Anyway, SB825 now awaits the Governor's signature which, presumably, will be forthcoming. Mind you, presumption and reality sometimes differ -- but that's a story for a different day.

Cook County Bar Association Installation will be available online -- but will be conducted in person

Don't get me wrong. All bar association installation events are newsworthy and noteworthy. I don't always put up notices, but that's because of my own limitations: Because I am not always asked to share these notices, they often take place before I am aware they were scheduled.

But next week's Cook County Bar Association installation is particularly newsworthy because it marks another halting step on the road to post-COVID normality.

As you will note from the event announcement on the CCBA website (a portion of which is reproduced above) people will be actually able to attend the CCBA's 107th Installation and Awards Program live and in person, albeit with masks.

That's right: Persons wishing to do so can actually purchase tickets for, and thereafter travel in person to, Abbington Distinctive Banquets, 3 South 002 Ill. Rt. 53 in Glen Ellyn, on Friday, June 11, and actually mix and mingle with fellow humans. The program starts at 6:00 p.m. A block of rooms has also been set aside at the Hilton Hotel & Conference Center, 2111 Butterfield Rd., in Downers Grove, for persons who wish to stay nearby.

In addition to installing Cannon D. Lambert, Sr. as CCBA President, the CCBA will confer a number of awards at this event. Honorees include:

  • Richard E. Westbrook Award - Wiley Adams

  • Edward H. Wright Award - Nicholas Cummings

  • Kenneth E. Wilson Award - Ill. App. Ct. Justice Bertina Lampkin

  • Ida B. Platt Award - Ill. House Speaker Emanuel C. Welch

  • J. Ernest Wilkins Award - Cong. Robin L. Kelly and Cong. Lucy McBath

  • William R. Ming Jr. Award - April Preyar

  • Junior Counselor Award - Antonio Lee

  • Senior Counselor Awards - Ill. App. Ct. Justice Marcus Salone (Ret.) and Valee Salone

  • Meritorious Service Awards - Alexzandria Johnson, Antonio Lee, Tracie Porter, Raymond Rushing, and LeDeidre Turner

  • R. Eugnen Pincham Award - Lonita Baker

  • George N. Leighton Award - Ill. Sup. Ct. Justice P. Scott Neville
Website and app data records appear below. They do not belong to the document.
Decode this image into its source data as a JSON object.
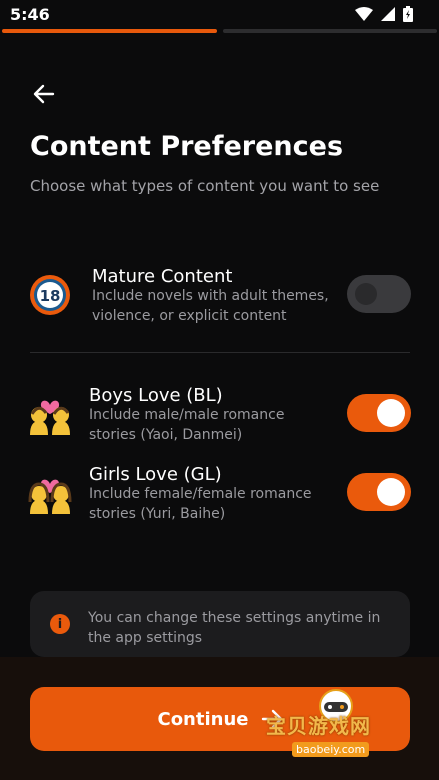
{
  "status": {
    "time": "5:46"
  },
  "progress": {
    "steps_total": 2,
    "steps_done": 1
  },
  "page": {
    "title": "Content Preferences",
    "subtitle": "Choose what types of content you want to see"
  },
  "options": [
    {
      "icon_text": "18",
      "label": "Mature Content",
      "description": "Include novels with adult themes, violence, or explicit content",
      "enabled": false
    },
    {
      "icon": "couple-heart-icon",
      "label": "Boys Love (BL)",
      "description": "Include male/male romance stories (Yaoi, Danmei)",
      "enabled": true
    },
    {
      "icon": "couple-heart-icon",
      "label": "Girls Love (GL)",
      "description": "Include female/female romance stories (Yuri, Baihe)",
      "enabled": true
    }
  ],
  "info": {
    "text": "You can change these settings anytime in the app settings"
  },
  "actions": {
    "continue_label": "Continue"
  },
  "watermark": {
    "text": "宝贝游戏网",
    "url": "baobeiy.com"
  },
  "colors": {
    "accent": "#e8590c",
    "background": "#0b0b0c",
    "toggle_off": "#3a3a3d"
  }
}
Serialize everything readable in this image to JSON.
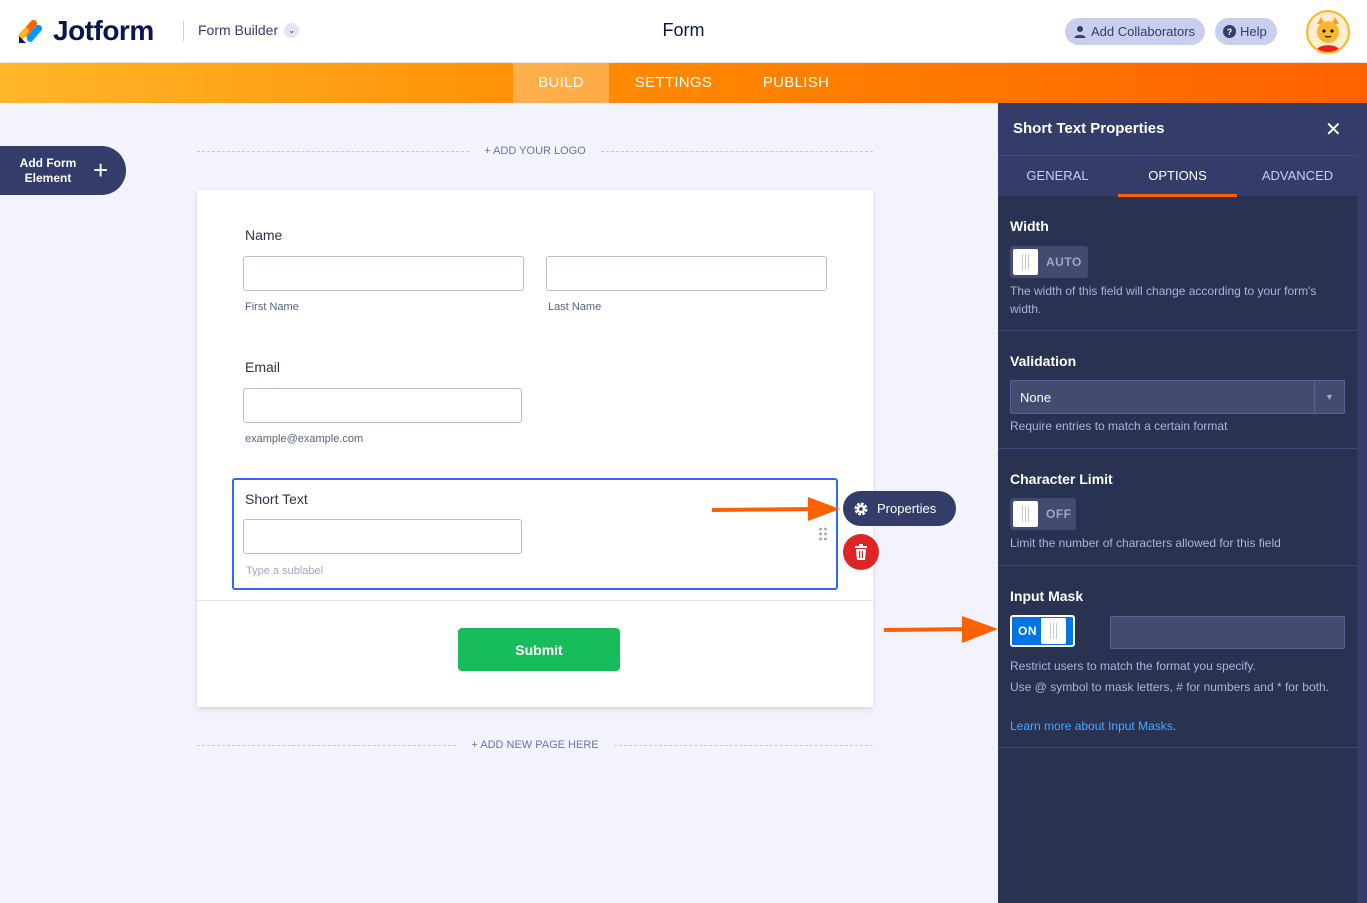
{
  "header": {
    "logo_text": "Jotform",
    "form_builder_label": "Form Builder",
    "form_title": "Form",
    "add_collaborators": "Add Collaborators",
    "help": "Help"
  },
  "nav": {
    "tabs": [
      "BUILD",
      "SETTINGS",
      "PUBLISH"
    ],
    "active": "BUILD"
  },
  "canvas": {
    "add_form_element": "Add Form Element",
    "add_logo": "+ ADD YOUR LOGO",
    "add_page": "+ ADD NEW PAGE HERE",
    "name_label": "Name",
    "first_name_sublabel": "First Name",
    "last_name_sublabel": "Last Name",
    "email_label": "Email",
    "email_sublabel": "example@example.com",
    "short_text_label": "Short Text",
    "short_text_sublabel_placeholder": "Type a sublabel",
    "submit_label": "Submit",
    "properties_label": "Properties"
  },
  "panel": {
    "title": "Short Text Properties",
    "tabs": [
      "GENERAL",
      "OPTIONS",
      "ADVANCED"
    ],
    "active_tab": "OPTIONS",
    "width": {
      "title": "Width",
      "toggle": "AUTO",
      "desc": "The width of this field will change according to your form's width."
    },
    "validation": {
      "title": "Validation",
      "selected": "None",
      "desc": "Require entries to match a certain format"
    },
    "char_limit": {
      "title": "Character Limit",
      "toggle": "OFF",
      "desc": "Limit the number of characters allowed for this field"
    },
    "input_mask": {
      "title": "Input Mask",
      "toggle": "ON",
      "desc1": "Restrict users to match the format you specify.",
      "desc2": "Use @ symbol to mask letters, # for numbers and * for both.",
      "learn_more": "Learn more about Input Masks",
      "learn_more_suffix": "."
    }
  },
  "colors": {
    "brand_orange": "#ff6100",
    "panel_bg": "#293251",
    "submit_green": "#18bd5b",
    "delete_red": "#dc2626",
    "toggle_on_blue": "#0075e3"
  }
}
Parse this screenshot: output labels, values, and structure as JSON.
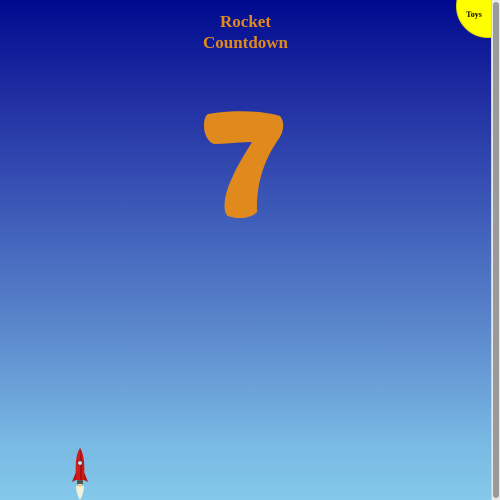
{
  "page": {
    "title_line1": "Rocket",
    "title_line2": "Countdown"
  },
  "countdown": {
    "value": "7",
    "color": "#e08a1e"
  },
  "toys_button": {
    "label": "Toys",
    "color": "#ffff00"
  },
  "background": {
    "top_color": "#000a8f",
    "bottom_color": "#84c9ea"
  },
  "icons": {
    "rocket": "rocket-icon"
  }
}
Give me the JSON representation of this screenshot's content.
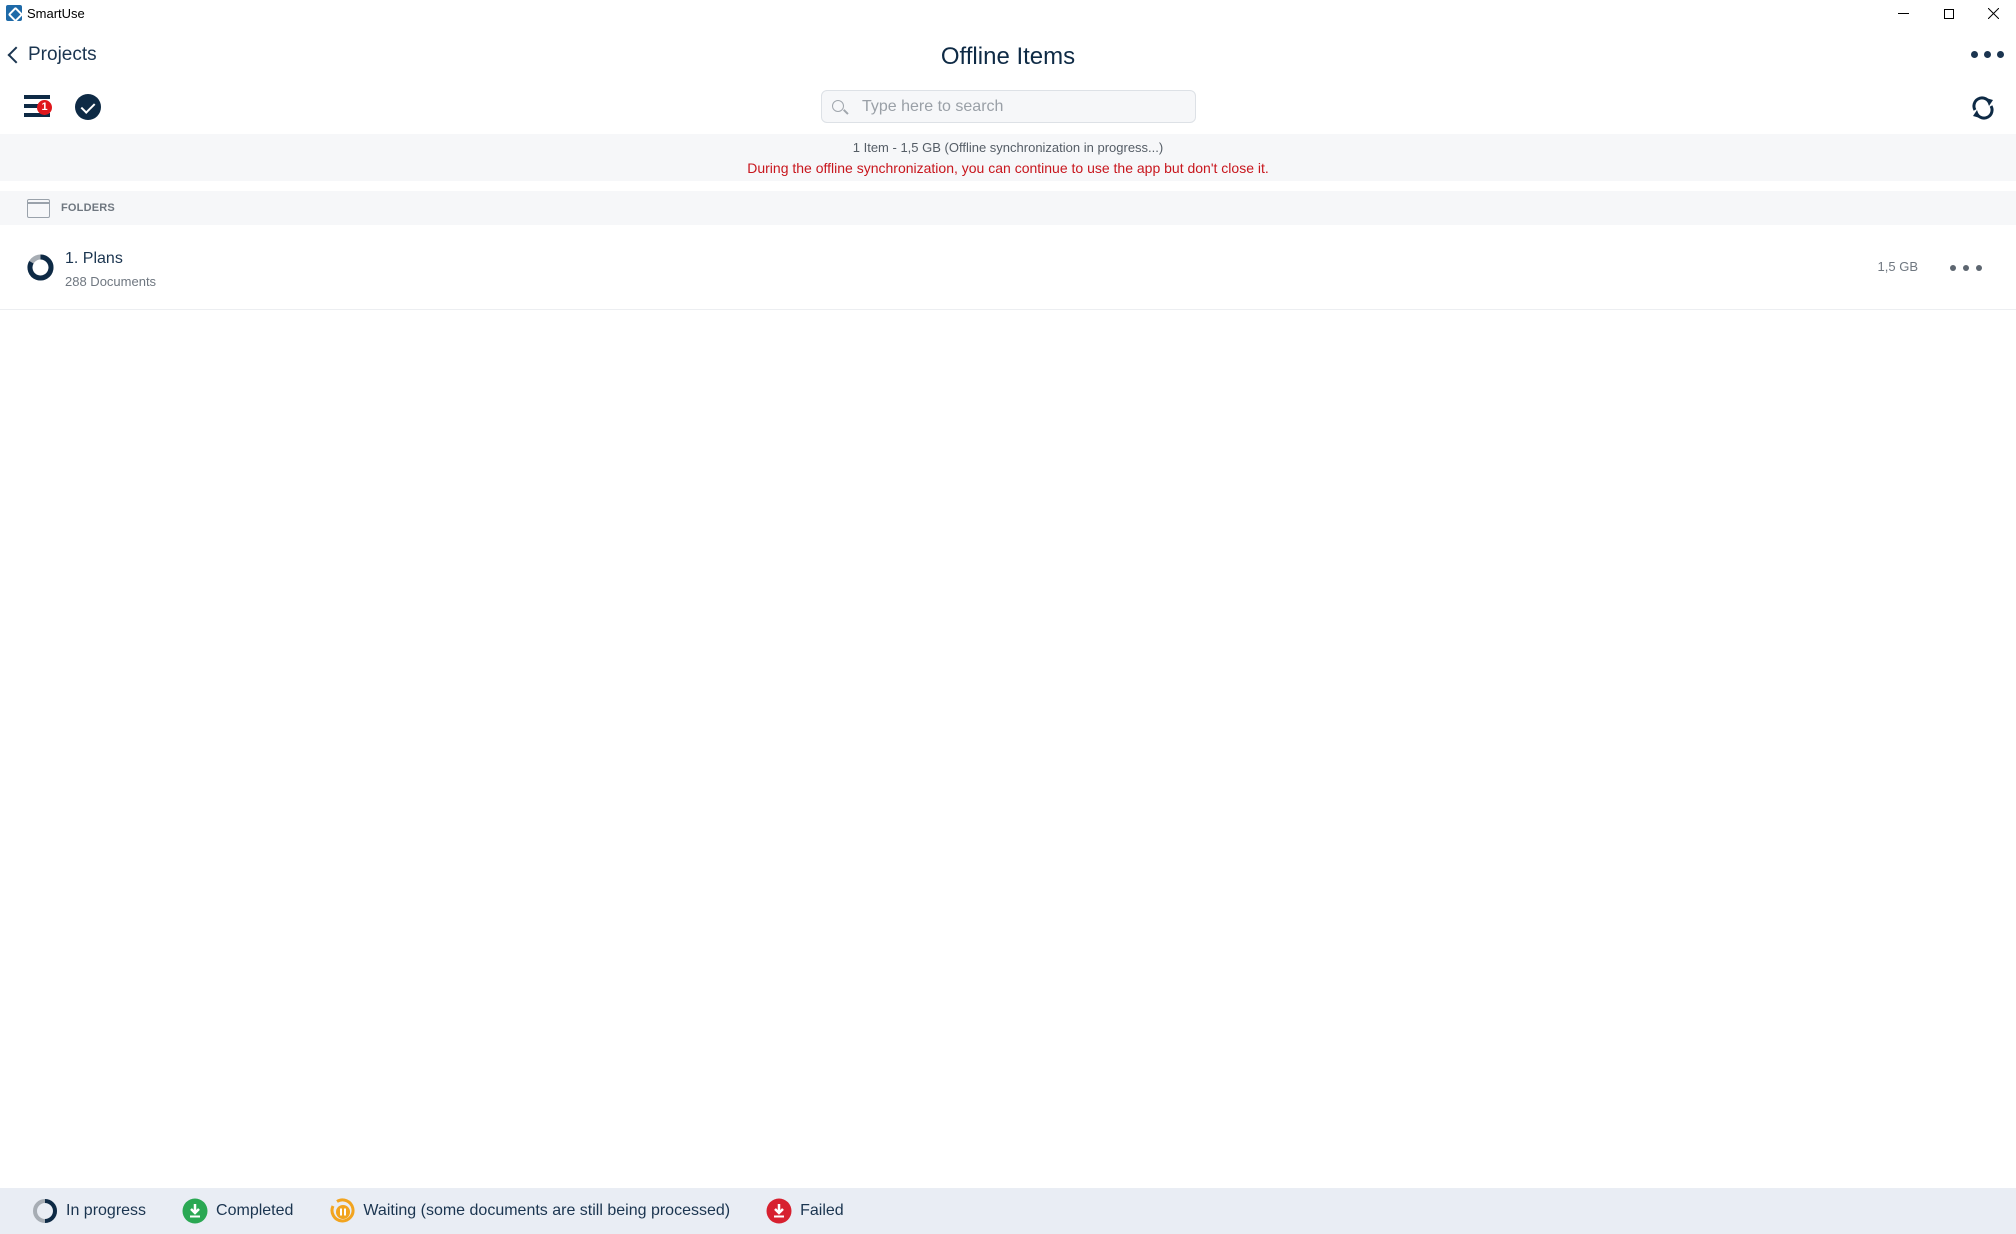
{
  "window": {
    "app_name": "SmartUse",
    "minimize_icon": "minimize-icon",
    "maximize_icon": "maximize-icon",
    "close_icon": "close-icon"
  },
  "header": {
    "back_label": "Projects",
    "title": "Offline Items",
    "badge_count": "1"
  },
  "search": {
    "placeholder": "Type here to search",
    "value": ""
  },
  "banner": {
    "summary": "1 Item - 1,5 GB (Offline synchronization in progress...)",
    "warning": "During the offline synchronization, you can continue to use the app but don't close it.",
    "warning_color": "#c8161d"
  },
  "folders": {
    "section_label": "FOLDERS",
    "items": [
      {
        "title": "1. Plans",
        "subtitle": "288 Documents",
        "size": "1,5 GB",
        "status": "in-progress"
      }
    ]
  },
  "legend": {
    "items": [
      {
        "label": "In progress",
        "icon": "in-progress-icon"
      },
      {
        "label": "Completed",
        "icon": "completed-icon",
        "color": "#2aa853"
      },
      {
        "label": "Waiting (some documents are still being processed)",
        "icon": "waiting-icon",
        "color": "#f2a41f"
      },
      {
        "label": "Failed",
        "icon": "failed-icon",
        "color": "#d7202f"
      }
    ]
  }
}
Darryl Dennard of V103 will serve as moderator and Master of Ceremonies. In addition, a number of persons will receive CCBA Presidential Awards at the event. These include Kenneth Carr, Urie R. Clark, Nicholas Cummings, Natasha Jenkins, Alexzandria Johnson, Cannon Lambert, Antonio Lee, Judge Celestia Mays, Tracie Porter, Delores Robinson, Raymond Rushing, and LeDeidre Turner.

In-person tickets for the event are $125 apiece and may obtained through the CCBA website or by clicking here. As the headline of this post indicates, the event will also be livestreamed, and online tickets are available for $50 each. Sponsorships and hotel rooms can be reserved via this link as well (and hotel rooms must be reserved by June 8 in order to secure the discounted price).

Yes, the Supreme Court has a redesigned website

I noticed it yesterday, as at least one commenter did, too. The Supreme Court's press release about the new site can be found here.

Pending contradiction by OED, or at least by Lexis, I will submit that this press release probably marks the first use of the word "mega-menu" by a state's highest reviewing court.

The commenter (named "Anonymous," to absolutely no one's surprise) gripes, correctly, that, while the new site purports to list all Cook County "at large" judges (i.e., countywide judges) and "resident" judges (i.e., subcircuit judges), the latter are no longer idenfitied by subcircuit, but only alphabetically. This, certainly, will make the process of guessing vacancies before they are publicly announced (seemingly as late in the election cycle as the law allows) that much more difficult.

But, perhaps, applied Kremlinology may no longer be required: The new website has a Judicial Vacancies page.

That's the good news. The bad news is that, so far, the relevant sub-page is blank.

But... who knows? The new website is just a couple of days old. Perhaps this public information will be soon be publicly available.